What escapes the notice of many people is that there are really two distinct realities, or viewpoints, present in this game. A contestant who started the game with the choice of three doors, and who witnessed the game show host open one door to reveal a goat, does not share the same reality as a second, hypothetical contestant who joins the game at the very last stage. This second contestant can be viewed as being only given a choice between two doors, with no other information available, oblivious to what has taken place beforehand. The second contestant is unaware which of the two remaining doors was initially selected by the first one.
The problem is that many people see themselves in the position of the second contestant, and not the first; and this is a mistake. The first contestant has actually more information available about the situation than the second, and can effectively use Bayes’ theorem to increase the chances of winning the car.
The fact that the chances of winning are greater if the contestant always changes his, or her, mind can be explained quite simply. The probability of choosing the correct door at the beginning is 1/3. And, importantly, the chances of choosing the wrong door with the initial selection is 2/3. Both probabilities here must, of course, add up to one since there are only two possible outcomes.
If you choose a particular door and stick with it, this means that the probability of winning, even after being given the opportunity to change your mind, remains fixed at 1/3.
After the game show host has opened one of the doors to reveal a goat, the sum of the probabilities of winning if you either stick with your original choice or you change your mind and chose the remaining door must also add up to one. With this in mind, the probability of winning if you change your mind is hence 2/3. In other words, you have twice as much chance of winning if you change your mind compared to if you stick with your original choice!
The effect of changing your mind at the last stage is even more dramatic in versions of the game with more than three doors. For example, with 100 doors, your chances of winning are 99% if you follow this strategy.
Some similarities with guided-missiles and quantum mechanics
Optimizing your success rate, or improving decision-making in the light of new data or information, is not just limited to strategies for winning game shows. Missile guidance systems, for example, use something called a Kalman filter. Here, the best estimate of the missile’s position (equivalent to making the choice of door with the highest probability of success in the Monty Hall problem) involves making an initial estimate using a computer programming running inside the missile, and then updating the estimate when more information from the missile’s measurement sensors becomes available.
Both the computer prediction and the measurement sensor value have uncertainty associated with them. The Kalman filter combines the initial computer estimate with the extra information from the measurement sensors to produce the best possible estimate, namely the one with the smallest amount of uncertainty associated with it. This is analogous to choosing the door in the Monty Hall problem with the smallest probability of failure, giving you the highest chance of winning the car.
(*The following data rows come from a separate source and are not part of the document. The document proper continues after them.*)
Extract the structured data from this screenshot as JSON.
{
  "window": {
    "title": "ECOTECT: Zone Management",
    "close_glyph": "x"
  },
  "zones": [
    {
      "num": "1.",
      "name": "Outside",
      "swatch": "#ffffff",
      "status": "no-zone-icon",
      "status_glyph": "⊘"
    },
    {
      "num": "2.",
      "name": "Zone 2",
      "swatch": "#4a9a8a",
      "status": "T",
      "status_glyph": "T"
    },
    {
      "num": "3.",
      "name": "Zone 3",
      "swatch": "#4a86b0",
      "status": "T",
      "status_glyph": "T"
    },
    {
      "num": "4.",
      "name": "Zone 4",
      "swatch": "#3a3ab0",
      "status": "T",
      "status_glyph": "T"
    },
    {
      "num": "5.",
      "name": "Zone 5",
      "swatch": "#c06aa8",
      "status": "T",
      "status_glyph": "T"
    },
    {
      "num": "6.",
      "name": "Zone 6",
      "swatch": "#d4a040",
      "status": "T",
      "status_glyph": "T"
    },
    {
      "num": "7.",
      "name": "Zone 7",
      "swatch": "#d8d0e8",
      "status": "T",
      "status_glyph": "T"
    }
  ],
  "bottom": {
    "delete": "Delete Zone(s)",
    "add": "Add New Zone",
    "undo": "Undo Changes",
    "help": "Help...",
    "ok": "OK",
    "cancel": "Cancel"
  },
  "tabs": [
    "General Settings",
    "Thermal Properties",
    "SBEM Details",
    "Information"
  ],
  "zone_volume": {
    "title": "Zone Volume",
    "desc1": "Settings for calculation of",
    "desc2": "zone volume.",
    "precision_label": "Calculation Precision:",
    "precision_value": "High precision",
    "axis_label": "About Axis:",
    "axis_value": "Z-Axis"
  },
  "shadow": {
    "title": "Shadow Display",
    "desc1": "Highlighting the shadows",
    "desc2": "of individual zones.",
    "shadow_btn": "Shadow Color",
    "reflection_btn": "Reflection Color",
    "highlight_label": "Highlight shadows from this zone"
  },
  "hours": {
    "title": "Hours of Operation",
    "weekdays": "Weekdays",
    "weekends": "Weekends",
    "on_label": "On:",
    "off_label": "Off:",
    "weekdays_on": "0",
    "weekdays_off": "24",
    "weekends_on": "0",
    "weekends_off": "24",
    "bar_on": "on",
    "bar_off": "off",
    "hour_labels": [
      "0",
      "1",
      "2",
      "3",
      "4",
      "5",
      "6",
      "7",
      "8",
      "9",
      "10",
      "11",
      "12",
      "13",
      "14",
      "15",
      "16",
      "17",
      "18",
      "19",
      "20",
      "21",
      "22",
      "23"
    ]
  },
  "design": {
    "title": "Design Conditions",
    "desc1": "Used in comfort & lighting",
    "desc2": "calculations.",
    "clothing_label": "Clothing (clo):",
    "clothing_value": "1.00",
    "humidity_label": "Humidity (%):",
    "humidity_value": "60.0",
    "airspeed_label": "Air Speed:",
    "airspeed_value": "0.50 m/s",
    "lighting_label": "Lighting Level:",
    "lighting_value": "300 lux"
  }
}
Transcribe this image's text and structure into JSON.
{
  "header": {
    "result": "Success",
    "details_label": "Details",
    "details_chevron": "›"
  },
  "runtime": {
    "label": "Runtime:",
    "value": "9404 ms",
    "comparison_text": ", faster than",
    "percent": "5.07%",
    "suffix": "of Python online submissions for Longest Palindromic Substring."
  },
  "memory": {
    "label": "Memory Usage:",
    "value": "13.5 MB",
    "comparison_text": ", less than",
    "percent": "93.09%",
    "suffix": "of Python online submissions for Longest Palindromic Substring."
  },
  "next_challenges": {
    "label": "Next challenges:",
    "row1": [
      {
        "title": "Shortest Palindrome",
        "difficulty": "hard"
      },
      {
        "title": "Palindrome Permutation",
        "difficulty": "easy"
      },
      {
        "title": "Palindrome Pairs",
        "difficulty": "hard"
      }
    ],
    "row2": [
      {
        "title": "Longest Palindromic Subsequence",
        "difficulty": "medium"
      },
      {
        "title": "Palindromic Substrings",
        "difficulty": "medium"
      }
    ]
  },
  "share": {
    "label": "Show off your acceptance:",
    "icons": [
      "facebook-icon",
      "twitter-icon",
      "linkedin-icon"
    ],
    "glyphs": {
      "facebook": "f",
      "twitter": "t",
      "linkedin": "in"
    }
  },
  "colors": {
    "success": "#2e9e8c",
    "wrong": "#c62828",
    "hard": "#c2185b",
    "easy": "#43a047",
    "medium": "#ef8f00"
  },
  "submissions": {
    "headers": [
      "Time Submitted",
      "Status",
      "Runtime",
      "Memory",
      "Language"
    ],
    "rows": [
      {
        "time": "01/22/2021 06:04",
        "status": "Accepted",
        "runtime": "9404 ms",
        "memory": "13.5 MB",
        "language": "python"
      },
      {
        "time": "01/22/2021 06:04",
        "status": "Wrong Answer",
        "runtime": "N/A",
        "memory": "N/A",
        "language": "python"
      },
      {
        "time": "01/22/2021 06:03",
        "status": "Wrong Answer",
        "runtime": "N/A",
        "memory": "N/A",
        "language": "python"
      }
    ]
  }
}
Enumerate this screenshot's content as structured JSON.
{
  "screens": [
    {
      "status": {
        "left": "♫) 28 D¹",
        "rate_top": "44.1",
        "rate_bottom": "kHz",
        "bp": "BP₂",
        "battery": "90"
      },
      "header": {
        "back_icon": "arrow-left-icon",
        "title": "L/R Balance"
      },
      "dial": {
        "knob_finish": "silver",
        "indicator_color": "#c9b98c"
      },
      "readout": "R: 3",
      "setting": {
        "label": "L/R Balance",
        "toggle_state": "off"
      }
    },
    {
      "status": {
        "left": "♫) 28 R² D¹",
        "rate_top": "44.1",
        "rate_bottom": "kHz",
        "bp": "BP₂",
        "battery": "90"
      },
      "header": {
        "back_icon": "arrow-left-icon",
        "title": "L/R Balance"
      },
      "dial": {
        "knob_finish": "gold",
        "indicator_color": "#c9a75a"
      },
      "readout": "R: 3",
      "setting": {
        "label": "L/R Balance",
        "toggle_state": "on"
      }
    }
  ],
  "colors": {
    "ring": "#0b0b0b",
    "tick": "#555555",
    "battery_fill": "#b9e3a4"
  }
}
The Monty Hall problem can even be viewed in terms of the weird world of quantum mechanics. Initially, a probabilistic wave function distributes the car evenly behind the three doors (or however many doors are being used in the game). In the case of three doors, the situation can be interpreted so that initially there is 1/3 of car behind each door. In general, as more doors are opened, and more information given, the wave function “collapses” and the car is seen as being more localized. The probability of it being behind a specific door increases. In versions of the game with many doors, this probability increasingly tends towards one.
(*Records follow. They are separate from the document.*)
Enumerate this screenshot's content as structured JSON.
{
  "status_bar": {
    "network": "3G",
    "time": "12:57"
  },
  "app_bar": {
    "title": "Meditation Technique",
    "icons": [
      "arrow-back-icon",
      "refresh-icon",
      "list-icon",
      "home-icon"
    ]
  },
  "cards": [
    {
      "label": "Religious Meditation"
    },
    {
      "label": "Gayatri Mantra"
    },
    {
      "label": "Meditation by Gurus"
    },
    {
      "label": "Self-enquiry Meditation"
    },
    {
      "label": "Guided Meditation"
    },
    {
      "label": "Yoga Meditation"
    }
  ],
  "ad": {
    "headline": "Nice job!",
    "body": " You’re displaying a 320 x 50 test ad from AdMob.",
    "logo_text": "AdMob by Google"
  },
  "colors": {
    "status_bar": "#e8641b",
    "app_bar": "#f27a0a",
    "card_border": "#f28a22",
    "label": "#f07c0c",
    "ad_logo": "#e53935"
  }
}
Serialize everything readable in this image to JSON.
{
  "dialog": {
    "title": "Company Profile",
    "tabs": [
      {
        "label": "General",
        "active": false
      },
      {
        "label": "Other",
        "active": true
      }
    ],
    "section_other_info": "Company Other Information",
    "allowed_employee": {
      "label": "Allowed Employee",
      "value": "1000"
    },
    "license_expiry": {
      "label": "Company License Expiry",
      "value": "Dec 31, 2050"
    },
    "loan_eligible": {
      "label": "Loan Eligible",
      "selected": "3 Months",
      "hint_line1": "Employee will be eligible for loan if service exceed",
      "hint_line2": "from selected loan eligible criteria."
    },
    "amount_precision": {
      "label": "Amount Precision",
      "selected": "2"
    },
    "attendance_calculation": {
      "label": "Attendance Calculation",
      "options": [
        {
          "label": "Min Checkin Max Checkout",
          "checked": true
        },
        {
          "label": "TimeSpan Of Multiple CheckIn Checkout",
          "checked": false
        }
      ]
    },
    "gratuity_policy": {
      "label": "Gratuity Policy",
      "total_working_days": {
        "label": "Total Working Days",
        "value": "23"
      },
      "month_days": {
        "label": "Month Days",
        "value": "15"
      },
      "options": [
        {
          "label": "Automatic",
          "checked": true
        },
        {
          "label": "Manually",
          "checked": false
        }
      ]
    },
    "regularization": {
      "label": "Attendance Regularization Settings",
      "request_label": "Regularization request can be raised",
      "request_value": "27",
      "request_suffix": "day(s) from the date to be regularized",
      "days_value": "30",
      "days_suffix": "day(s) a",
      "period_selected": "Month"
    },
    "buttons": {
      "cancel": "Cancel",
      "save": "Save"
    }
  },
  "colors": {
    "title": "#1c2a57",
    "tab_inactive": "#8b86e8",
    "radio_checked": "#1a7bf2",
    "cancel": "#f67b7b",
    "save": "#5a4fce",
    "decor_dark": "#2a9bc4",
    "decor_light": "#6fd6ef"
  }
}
The Monty Hall problem, for all the simplicity in its description, has been shown to be a rich vein for tapping into some profound concepts in mathematical probability-theory and quantum physics, not to mention also philosophy and psychology.